“Do you insult everyone you meet or is it just me you object to?”

“It is no fault mine if the truth is insulting to you.”

The girl arranged her cases in her arms and looked on Jonathon with impatience and annoyance. There was a sparkle in her eyes as though she relished the exchange despite the tone of her voice and the language of her stance.

“What purpose does it serve for you to struggle when I can assist? Furthermore what purpose is served by not allowing me to make proper amends?” Jonathon asked.

“My struggles are none of your concern. Your needs to make amends are none of mine. I am expected on the platform, so if you will excuse me, I have places to go.”

“I think you might well be the most stubborn and prideful girl I have ever met.” Jonathon said.
He snatched a case from her hands and then grabbed another. She was not amused. She slapped him across his face for his troubles.
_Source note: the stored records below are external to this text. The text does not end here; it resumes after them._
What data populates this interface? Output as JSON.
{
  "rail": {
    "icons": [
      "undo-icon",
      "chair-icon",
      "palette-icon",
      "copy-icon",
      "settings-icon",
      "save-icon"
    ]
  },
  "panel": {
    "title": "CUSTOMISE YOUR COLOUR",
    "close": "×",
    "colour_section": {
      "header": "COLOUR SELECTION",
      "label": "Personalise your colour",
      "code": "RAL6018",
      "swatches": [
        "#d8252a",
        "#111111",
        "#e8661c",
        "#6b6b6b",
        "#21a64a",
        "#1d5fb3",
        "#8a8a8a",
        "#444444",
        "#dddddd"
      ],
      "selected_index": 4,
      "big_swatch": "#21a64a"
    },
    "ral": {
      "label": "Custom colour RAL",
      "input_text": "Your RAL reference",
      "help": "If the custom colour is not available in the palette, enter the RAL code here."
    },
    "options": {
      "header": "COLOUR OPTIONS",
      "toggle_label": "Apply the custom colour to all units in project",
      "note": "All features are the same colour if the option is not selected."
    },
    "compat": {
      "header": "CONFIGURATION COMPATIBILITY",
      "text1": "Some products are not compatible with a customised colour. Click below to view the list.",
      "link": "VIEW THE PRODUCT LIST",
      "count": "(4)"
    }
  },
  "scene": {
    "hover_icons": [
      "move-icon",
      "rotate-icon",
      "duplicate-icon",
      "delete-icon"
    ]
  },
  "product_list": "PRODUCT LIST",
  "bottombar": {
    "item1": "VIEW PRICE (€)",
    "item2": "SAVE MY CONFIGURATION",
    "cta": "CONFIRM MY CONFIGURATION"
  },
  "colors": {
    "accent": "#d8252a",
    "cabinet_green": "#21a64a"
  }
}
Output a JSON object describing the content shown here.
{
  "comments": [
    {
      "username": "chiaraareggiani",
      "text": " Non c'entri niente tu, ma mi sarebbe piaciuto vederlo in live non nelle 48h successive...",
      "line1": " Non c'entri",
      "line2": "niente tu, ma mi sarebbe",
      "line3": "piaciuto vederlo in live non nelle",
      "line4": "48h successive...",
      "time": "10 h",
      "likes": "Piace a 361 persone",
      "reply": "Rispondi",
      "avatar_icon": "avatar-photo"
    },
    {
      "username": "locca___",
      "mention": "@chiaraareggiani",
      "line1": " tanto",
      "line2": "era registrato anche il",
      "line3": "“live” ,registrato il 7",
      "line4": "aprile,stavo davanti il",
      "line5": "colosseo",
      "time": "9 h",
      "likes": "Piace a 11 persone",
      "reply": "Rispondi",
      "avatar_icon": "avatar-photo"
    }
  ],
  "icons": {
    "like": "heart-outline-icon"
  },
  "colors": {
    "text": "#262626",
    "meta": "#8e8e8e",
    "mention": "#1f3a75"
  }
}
“What do you think you are doing?” She demanded.

“I am assisting the lady.” He replied and stepped back into his bench area, gesturing for her to walk toward the exit.

She sighed in disgust.

“Well if you are going to act as a porter,” She said and thrust her last case upon him, “you might as well do the job right.”

How she carried off such a superior tone and attitude whilst looking like a pauper, is beyond my abilities to understand. Perhaps there is more to her than meets the eye.

They walked past me and neither said a word to me. Jonathon did not even seem to notice I existed at all. I could have cried for his lack of acknowledgment.

“May I ask you name, Miss?” Jonathon said as they descended the steps to the platform.

“Sarah, Miss Sarah Waters.” She replied.

“A pleasure to meet you, Sarah.” He replied.

I noticed the informality at once. It struck me raw and harder than any physical blow every could. He was taken with her, so much so he forgot to be a proper gentleman even if it was merely the instant of a careless address. It was still more relaxed than he had ever been with me.

1 comment:

Paul said...

Ashley, a bit subtle this.
Warm hugs,